◆ The input:
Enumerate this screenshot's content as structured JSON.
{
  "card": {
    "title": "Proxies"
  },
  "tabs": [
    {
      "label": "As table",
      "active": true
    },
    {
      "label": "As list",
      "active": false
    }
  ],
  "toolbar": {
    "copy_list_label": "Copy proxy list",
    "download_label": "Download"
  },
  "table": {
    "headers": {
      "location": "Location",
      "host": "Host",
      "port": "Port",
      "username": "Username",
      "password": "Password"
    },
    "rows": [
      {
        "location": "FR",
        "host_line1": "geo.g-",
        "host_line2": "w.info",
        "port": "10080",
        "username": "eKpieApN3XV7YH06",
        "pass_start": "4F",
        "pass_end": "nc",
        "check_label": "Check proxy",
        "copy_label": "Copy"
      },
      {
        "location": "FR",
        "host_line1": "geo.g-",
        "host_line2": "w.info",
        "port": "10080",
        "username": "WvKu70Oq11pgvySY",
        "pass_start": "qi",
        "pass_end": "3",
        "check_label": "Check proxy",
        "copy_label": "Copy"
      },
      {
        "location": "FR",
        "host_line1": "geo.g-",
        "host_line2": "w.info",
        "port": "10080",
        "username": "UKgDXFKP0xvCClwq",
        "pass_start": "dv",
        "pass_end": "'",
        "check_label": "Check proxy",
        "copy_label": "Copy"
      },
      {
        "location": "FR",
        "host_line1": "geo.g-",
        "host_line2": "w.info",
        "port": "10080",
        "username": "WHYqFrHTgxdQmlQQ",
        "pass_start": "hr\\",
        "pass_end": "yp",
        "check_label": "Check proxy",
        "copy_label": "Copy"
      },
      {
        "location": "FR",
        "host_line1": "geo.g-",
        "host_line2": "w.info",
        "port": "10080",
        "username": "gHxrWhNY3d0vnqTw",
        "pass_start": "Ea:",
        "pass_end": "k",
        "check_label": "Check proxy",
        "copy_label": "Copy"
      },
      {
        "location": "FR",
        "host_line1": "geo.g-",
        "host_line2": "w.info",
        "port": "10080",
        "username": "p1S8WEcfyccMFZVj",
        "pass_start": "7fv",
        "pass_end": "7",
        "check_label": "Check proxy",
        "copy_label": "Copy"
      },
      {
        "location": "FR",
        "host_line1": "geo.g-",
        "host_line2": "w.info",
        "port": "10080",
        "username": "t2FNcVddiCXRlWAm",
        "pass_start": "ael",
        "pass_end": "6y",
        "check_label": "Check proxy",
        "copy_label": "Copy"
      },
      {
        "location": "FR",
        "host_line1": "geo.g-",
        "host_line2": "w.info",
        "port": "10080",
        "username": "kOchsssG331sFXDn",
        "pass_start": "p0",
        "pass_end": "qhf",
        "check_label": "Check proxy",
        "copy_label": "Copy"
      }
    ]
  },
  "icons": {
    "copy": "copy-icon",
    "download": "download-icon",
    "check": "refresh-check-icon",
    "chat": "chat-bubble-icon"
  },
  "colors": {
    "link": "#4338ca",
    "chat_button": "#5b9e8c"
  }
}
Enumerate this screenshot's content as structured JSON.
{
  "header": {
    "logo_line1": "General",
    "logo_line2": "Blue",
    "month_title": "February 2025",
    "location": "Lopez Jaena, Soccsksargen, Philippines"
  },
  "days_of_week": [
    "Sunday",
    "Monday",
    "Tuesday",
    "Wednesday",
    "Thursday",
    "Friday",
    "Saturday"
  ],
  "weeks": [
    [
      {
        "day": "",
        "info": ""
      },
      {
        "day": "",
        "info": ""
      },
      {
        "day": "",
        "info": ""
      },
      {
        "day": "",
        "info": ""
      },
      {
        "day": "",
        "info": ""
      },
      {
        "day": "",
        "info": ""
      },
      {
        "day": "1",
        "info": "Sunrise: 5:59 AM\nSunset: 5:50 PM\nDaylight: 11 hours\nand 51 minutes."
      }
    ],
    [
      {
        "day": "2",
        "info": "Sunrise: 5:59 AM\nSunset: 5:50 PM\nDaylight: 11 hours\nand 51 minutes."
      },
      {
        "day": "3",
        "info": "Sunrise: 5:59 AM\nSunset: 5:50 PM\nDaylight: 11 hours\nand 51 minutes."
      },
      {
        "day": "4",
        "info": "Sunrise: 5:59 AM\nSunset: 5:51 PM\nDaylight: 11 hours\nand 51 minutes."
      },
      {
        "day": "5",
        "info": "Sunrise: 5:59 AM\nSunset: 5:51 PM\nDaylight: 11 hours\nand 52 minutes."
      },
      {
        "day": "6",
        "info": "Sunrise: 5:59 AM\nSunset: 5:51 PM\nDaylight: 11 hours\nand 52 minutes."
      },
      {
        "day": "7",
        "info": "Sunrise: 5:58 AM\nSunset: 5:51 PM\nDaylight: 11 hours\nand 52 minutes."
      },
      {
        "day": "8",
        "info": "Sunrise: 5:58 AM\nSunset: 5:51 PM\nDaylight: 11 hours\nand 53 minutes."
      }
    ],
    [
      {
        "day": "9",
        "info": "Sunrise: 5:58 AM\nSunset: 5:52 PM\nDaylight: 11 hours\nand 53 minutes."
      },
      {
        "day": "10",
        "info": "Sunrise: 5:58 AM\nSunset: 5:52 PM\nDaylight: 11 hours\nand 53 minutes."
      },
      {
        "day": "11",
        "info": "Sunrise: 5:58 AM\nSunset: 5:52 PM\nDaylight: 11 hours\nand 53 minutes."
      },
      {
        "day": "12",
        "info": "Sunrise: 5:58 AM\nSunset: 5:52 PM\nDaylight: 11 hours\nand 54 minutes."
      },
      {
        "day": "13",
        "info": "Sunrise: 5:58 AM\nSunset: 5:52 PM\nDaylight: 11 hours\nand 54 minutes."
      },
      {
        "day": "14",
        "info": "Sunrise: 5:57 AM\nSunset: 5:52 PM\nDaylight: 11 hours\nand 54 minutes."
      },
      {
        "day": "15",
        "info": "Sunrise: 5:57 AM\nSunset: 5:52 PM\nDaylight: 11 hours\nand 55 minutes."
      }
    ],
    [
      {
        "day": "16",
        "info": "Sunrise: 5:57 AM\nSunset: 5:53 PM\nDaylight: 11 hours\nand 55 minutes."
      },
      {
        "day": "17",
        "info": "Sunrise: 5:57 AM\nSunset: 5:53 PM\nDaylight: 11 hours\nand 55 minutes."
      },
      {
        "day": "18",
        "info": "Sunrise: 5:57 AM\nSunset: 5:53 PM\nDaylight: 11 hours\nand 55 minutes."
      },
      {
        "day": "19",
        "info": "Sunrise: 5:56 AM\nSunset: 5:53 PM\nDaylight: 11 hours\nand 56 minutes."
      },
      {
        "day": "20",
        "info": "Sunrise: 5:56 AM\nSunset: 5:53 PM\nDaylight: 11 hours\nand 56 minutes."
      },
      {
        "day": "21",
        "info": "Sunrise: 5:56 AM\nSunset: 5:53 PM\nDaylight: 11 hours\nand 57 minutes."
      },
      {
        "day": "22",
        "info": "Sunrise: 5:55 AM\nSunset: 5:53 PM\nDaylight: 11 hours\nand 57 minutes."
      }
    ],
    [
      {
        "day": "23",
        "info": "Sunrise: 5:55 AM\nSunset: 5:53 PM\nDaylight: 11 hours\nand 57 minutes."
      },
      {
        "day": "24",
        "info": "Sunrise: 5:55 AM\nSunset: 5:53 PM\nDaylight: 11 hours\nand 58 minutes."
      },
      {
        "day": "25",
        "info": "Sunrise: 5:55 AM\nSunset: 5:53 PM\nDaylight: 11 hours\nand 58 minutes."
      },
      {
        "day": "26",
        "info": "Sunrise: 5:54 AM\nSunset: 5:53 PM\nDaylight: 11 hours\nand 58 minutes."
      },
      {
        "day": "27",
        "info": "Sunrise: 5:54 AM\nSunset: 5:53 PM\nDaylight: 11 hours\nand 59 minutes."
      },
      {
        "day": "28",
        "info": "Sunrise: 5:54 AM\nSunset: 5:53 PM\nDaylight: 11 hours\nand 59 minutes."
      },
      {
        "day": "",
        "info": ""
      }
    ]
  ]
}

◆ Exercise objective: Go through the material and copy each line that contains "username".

◆ Solution:
      "username": "Username",
        "username": "eKpieApN3XV7YH06",
        "username": "WvKu70Oq11pgvySY",
        "username": "UKgDXFKP0xvCClwq",
        "username": "WHYqFrHTgxdQmlQQ",
        "username": "gHxrWhNY3d0vnqTw",
        "username": "p1S8WEcfyccMFZVj",
        "username": "t2FNcVddiCXRlWAm",
        "username": "kOchsssG331sFXDn",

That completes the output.